It seems if one has White House connections, one may receive reconstruction contracts:
WASHINGTON (Reuters) – Companies with ties to the Bush White House and the former head of FEMA are clinching some of the administration’s first disaster relief and reconstruction contracts in the aftermath of Hurricane Katrina. At least two major corporate clients of lobbyist Joe Allbaugh, President Bush’s former campaign manager and a former head of the Federal Emergency Management Agency, have already been tapped to start recovery work along the battered Gulf Coast. One is Shaw Group Inc. and the other is Halliburton Co. subsidiary Kellogg Brown and Root. Vice President Dick Cheney is a former head of Halliburton.
I guess taxpayers might take cheer that Bush issued this executive order:
WASHINGTON (Reuters) – President Bush issued an executive order Thursday allowing federal contractors rebuilding in the aftermath of Hurricane Katrina to pay below the prevailing wage.
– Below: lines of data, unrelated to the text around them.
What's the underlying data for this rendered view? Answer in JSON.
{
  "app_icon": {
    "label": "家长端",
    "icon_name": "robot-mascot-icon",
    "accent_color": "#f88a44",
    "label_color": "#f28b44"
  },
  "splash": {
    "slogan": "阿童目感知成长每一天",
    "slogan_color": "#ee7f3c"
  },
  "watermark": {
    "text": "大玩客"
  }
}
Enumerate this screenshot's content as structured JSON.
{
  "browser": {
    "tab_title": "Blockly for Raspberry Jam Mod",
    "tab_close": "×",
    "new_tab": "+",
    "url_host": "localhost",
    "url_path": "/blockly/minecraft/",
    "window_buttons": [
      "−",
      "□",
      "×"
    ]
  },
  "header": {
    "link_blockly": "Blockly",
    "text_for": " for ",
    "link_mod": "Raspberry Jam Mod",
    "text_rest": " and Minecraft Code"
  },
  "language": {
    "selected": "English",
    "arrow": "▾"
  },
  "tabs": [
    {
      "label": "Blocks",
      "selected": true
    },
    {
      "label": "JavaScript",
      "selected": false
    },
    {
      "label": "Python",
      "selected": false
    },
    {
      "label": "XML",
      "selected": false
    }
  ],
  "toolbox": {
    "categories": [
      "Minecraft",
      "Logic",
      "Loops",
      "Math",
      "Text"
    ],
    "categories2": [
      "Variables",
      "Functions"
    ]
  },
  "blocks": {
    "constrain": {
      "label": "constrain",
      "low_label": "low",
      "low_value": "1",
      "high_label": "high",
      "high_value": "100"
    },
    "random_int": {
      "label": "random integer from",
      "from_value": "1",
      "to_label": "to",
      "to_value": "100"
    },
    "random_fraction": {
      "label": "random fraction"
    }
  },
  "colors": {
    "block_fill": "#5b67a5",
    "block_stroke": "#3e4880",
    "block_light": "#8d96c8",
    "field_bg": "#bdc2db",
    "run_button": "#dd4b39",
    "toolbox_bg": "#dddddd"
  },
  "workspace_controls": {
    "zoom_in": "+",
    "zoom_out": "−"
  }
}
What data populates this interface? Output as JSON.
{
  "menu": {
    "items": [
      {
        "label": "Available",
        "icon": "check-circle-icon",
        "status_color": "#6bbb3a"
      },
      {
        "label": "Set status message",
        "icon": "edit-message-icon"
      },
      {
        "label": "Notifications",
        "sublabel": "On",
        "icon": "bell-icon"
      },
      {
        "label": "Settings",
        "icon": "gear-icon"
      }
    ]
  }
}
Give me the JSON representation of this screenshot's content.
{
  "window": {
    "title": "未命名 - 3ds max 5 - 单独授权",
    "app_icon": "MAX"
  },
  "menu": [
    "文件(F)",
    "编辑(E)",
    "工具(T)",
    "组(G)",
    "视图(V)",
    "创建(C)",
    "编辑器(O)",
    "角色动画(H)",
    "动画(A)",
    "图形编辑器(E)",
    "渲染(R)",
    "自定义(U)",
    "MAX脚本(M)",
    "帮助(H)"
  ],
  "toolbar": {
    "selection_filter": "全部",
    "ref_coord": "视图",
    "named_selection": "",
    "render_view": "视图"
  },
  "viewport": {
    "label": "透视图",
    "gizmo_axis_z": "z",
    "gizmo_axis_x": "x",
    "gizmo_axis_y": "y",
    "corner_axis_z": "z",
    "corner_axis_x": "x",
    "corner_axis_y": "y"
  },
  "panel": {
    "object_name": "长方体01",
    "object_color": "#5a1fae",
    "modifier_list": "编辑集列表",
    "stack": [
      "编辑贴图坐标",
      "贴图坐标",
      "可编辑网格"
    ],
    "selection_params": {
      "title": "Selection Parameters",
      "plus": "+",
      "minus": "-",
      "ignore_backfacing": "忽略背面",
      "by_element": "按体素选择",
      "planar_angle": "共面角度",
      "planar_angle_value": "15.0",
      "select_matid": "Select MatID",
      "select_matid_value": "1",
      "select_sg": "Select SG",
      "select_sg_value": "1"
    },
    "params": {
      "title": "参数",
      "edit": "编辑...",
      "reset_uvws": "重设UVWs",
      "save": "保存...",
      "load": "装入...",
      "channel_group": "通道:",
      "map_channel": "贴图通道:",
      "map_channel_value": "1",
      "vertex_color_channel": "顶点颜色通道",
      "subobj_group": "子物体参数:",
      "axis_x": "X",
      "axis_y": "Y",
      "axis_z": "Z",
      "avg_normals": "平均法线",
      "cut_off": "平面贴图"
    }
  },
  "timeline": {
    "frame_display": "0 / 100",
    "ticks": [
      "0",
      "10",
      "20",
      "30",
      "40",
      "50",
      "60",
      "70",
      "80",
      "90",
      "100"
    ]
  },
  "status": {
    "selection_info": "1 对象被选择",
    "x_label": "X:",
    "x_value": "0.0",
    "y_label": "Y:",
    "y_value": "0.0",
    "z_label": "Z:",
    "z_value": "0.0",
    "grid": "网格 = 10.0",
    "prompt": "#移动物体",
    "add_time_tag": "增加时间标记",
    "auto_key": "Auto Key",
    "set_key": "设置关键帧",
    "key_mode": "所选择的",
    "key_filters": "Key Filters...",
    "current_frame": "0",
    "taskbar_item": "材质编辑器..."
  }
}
In a notice to Congress, Bush said the hurricane had caused “a national emergency” that permits him to take such action under the 1931 Davis-Bacon Act in ravaged areas of Alabama, Florida, Louisiana and Mississippi. The Davis-Bacon law requires federal contractors to pay workers at least the prevailing wages in the area where the work is conducted. It applies to federally funded construction projects such as highways and bridges. Bush’s executive order suspends the requirements of the Davis-Bacon law for designated areas hit by the storm.
In his very good coverage of the FEMA foul-up and how the Bush White House can even abuse tragedy to push partisan wedge issues, Kevin Drum notes:
Remember back in October of 2002, when George Bush took a careful look at the Department of Homeland Security — an organization originally proposed by Democrats — and tried to figure out how he could gin up some pre-election Democratic opposition to creating it. His answer was to insert a bit of strategic union busting into the DHS bill, something that he knew no Democrat could possibly support. Voila! Democrats opposed the bill and the president accused them of not caring about national security. That was good for a pickup of two seats in the Senate. Fast forward to September 2005. What would be a good way of trying to gin up some Democratic opposition to reconstruction in the aftermath of Hurricane Katrina?
Kevin cites this suspension of the Davis-Bacon Act and provides this note for the math challenged:
$9 an hour is about $18,000 a year. The prevailing wage wasn’t about to create any new millionaires on the Gulf Coast.
This believer in markets, however, has one question. If Federal contractors pay less than $9 an hour, how will they attract skilled construction workers? Hopefully, the demand for construction workers will be such that wages rise beyond what the Davis-Bacon Act would require. But then I’m assuming that this Administration actually tries to do a better job in rebuilding New Orleans than they did during the first few days following Katrina.